Mª ISABEL MARTINEZ RODRIGUEZ
BELÉN ATIENZA MATEO
RICARDO BLANCO ALONSO

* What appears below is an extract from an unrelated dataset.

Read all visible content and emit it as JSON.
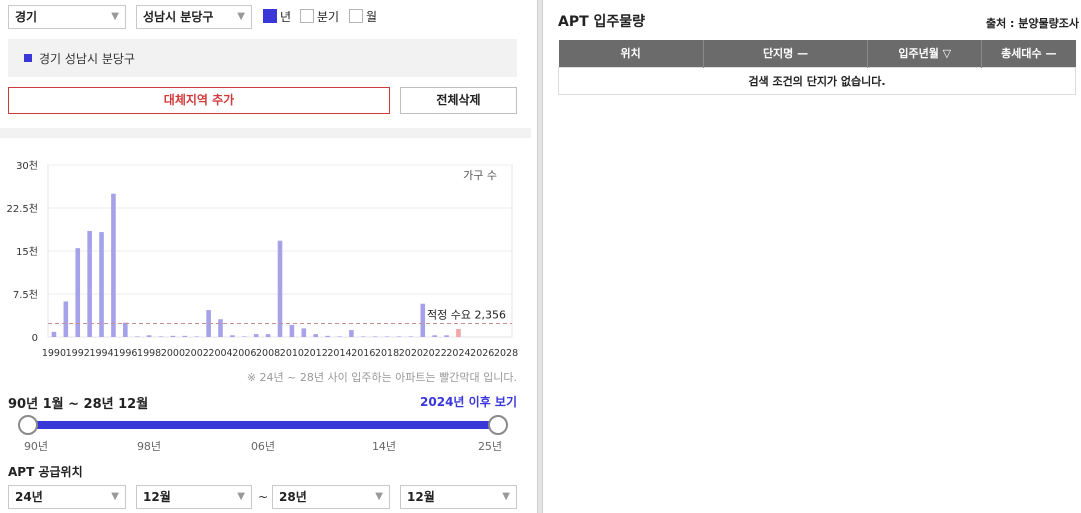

MIGUEL ANGEL GONZALEZ-GAY MANTECON